#### Work task
Would you please report how many lines of the listing contain "JSON"? Reply with that number only.

#### Data for this task
====
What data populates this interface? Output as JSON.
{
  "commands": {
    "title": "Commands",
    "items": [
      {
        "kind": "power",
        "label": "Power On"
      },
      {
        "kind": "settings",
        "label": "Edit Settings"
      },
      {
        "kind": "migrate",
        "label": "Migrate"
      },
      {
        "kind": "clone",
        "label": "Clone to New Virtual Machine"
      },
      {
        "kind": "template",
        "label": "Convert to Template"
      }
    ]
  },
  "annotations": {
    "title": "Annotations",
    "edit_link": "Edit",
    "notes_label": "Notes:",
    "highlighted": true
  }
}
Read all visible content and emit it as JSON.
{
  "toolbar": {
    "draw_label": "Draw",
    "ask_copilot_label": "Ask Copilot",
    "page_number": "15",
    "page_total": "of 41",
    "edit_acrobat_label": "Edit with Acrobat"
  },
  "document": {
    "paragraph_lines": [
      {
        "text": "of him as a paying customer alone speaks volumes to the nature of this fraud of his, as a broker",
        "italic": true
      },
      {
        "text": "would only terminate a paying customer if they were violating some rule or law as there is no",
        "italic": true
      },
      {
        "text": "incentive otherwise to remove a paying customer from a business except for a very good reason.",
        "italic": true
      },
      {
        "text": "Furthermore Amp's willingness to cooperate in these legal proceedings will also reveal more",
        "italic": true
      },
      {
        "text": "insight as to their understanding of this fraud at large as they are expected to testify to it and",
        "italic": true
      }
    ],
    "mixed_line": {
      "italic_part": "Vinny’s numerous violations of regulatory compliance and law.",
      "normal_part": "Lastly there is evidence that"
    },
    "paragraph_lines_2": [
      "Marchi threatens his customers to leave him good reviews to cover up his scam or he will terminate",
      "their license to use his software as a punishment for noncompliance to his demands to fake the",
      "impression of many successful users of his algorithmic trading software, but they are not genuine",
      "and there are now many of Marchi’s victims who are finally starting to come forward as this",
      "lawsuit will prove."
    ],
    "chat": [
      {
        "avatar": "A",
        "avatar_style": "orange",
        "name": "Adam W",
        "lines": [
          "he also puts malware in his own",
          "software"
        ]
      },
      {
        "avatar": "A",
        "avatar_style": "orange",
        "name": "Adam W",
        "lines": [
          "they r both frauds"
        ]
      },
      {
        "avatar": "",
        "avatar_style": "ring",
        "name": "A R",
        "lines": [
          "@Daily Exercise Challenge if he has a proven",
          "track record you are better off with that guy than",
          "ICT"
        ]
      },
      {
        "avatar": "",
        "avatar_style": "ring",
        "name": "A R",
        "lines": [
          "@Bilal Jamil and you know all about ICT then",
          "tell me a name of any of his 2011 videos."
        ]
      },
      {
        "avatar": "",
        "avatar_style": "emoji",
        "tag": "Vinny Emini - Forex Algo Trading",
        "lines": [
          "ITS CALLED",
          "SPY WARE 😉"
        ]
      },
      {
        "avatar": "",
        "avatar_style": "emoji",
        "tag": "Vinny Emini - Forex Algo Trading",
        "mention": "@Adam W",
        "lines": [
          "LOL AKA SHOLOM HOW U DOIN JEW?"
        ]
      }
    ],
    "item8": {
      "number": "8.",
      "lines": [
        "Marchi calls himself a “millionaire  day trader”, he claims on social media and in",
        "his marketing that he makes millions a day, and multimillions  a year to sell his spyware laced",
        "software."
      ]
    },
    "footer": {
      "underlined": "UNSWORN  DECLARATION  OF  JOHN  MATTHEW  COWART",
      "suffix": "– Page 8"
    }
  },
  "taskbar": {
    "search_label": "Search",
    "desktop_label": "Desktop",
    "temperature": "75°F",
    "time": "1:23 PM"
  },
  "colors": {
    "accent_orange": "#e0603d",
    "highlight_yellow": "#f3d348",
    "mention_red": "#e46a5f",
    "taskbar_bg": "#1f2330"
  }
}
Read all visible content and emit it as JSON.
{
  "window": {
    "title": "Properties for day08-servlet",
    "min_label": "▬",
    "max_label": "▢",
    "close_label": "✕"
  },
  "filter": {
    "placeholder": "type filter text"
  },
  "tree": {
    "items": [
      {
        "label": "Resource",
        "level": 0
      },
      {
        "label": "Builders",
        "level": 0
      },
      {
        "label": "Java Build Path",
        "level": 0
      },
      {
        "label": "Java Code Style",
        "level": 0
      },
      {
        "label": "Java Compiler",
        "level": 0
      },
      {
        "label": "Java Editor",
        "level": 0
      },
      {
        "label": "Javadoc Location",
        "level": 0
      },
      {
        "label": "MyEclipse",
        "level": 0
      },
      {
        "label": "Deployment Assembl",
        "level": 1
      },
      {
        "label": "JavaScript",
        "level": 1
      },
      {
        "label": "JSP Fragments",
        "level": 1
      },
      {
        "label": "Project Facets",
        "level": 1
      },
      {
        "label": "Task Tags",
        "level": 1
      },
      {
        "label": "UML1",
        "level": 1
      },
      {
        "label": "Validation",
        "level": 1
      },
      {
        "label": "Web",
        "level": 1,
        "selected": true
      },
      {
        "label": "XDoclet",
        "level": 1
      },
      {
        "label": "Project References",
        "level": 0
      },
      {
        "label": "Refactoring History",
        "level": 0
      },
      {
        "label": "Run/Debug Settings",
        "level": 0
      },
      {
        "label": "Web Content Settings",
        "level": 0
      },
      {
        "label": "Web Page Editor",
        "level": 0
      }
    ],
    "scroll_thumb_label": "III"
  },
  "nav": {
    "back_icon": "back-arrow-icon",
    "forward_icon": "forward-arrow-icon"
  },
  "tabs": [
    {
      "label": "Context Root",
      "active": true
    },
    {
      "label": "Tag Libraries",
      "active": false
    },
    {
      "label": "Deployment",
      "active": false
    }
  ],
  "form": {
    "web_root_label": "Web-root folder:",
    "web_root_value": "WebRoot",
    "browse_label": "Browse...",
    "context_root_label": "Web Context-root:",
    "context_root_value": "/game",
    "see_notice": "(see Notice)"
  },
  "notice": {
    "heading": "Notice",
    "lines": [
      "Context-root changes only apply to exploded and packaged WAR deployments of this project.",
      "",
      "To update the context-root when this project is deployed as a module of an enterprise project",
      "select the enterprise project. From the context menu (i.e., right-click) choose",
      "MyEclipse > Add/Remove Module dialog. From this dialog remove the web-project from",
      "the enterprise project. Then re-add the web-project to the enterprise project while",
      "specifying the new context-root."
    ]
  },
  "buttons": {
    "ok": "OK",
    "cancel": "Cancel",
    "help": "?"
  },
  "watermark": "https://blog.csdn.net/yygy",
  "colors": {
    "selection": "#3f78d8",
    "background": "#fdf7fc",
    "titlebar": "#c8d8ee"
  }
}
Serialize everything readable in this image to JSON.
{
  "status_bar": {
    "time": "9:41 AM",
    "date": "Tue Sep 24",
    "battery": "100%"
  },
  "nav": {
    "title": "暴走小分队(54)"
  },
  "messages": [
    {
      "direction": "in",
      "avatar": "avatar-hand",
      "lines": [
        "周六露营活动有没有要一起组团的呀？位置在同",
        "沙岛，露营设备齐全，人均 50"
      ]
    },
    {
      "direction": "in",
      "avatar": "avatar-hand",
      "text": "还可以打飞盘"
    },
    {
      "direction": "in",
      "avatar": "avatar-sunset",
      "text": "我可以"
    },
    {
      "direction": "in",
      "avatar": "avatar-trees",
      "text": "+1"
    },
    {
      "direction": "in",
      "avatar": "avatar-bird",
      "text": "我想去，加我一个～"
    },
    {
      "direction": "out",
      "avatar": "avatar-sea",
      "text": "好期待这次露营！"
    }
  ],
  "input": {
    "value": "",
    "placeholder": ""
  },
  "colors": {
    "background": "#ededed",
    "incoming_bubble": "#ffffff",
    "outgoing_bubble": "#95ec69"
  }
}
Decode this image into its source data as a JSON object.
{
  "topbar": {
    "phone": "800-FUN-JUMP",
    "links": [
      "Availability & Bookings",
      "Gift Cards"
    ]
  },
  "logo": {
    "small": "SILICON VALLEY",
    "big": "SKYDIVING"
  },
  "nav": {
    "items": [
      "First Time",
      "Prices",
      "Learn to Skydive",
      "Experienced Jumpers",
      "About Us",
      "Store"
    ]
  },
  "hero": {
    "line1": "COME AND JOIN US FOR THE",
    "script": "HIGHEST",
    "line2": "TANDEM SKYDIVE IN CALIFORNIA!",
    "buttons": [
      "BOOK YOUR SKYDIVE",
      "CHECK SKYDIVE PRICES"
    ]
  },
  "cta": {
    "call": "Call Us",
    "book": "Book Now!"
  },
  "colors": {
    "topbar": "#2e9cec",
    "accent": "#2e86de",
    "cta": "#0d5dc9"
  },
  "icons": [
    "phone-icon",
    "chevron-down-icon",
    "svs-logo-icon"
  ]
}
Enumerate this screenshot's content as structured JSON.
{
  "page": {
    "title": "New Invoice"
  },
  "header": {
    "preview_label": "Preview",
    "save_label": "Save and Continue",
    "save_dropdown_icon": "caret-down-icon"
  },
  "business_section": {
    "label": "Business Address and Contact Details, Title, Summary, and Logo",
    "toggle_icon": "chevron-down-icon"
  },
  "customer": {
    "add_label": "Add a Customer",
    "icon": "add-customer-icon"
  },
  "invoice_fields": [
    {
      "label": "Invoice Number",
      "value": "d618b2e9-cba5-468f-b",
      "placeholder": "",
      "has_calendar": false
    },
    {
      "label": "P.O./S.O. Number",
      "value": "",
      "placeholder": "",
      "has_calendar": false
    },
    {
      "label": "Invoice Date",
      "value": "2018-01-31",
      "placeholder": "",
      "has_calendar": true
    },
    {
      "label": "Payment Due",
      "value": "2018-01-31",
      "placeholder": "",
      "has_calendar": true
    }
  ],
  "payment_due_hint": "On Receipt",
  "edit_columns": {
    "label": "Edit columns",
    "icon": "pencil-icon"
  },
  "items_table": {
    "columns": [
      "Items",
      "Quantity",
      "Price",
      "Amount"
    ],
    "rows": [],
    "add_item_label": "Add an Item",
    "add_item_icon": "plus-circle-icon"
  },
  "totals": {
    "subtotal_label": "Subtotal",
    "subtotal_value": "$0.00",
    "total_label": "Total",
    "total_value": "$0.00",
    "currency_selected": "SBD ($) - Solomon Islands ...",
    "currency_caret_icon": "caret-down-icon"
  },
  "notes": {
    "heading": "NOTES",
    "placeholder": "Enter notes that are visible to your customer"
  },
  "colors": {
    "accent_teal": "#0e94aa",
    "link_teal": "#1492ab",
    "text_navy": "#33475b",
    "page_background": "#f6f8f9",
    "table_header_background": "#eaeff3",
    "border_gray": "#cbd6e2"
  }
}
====
#### Answer space
6